• _Assigned task_
The records below must be output exactly, without pictures.

• _Excerpted records_
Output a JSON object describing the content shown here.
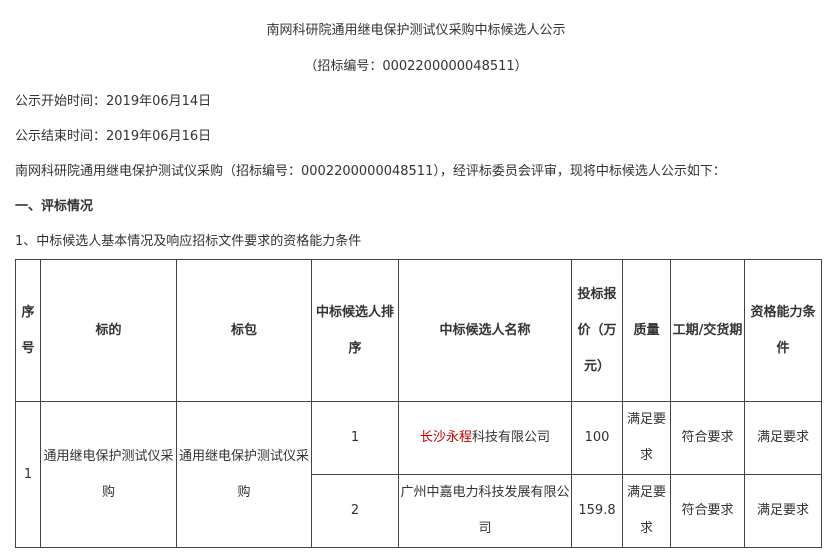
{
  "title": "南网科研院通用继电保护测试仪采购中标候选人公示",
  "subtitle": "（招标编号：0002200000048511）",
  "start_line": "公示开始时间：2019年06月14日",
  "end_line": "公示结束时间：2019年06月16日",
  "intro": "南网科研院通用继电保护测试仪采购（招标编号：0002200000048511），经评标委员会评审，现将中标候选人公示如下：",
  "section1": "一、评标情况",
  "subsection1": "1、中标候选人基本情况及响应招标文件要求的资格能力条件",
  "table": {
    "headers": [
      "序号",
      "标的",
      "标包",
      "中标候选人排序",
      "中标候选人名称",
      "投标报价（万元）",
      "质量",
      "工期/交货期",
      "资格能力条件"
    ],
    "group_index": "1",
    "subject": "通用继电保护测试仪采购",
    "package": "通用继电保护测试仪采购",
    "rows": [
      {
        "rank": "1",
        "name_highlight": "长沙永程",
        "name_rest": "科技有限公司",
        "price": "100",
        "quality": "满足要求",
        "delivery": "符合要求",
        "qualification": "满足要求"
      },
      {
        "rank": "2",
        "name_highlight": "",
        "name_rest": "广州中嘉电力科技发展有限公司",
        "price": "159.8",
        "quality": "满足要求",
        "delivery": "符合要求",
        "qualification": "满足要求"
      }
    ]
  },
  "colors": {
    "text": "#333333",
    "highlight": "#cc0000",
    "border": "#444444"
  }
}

• _Written reply_
Output a JSON object describing the content shown here.
{
  "title": "南网科研院通用继电保护测试仪采购中标候选人公示",
  "subtitle": "（招标编号：0002200000048511）",
  "start_line": "公示开始时间：2019年06月14日",
  "end_line": "公示结束时间：2019年06月16日",
  "intro": "南网科研院通用继电保护测试仪采购（招标编号：0002200000048511），经评标委员会评审，现将中标候选人公示如下：",
  "section1": "一、评标情况",
  "subsection1": "1、中标候选人基本情况及响应招标文件要求的资格能力条件",
  "table": {
    "headers": [
      "序号",
      "标的",
      "标包",
      "中标候选人排序",
      "中标候选人名称",
      "投标报价（万元）",
      "质量",
      "工期/交货期",
      "资格能力条件"
    ],
    "group_index": "1",
    "subject": "通用继电保护测试仪采购",
    "package": "通用继电保护测试仪采购",
    "rows": [
      {
        "rank": "1",
        "name_highlight": "长沙永程",
        "name_rest": "科技有限公司",
        "price": "100",
        "quality": "满足要求",
        "delivery": "符合要求",
        "qualification": "满足要求"
      },
      {
        "rank": "2",
        "name_highlight": "",
        "name_rest": "广州中嘉电力科技发展有限公司",
        "price": "159.8",
        "quality": "满足要求",
        "delivery": "符合要求",
        "qualification": "满足要求"
      }
    ]
  },
  "colors": {
    "text": "#333333",
    "highlight": "#cc0000",
    "border": "#444444"
  }
}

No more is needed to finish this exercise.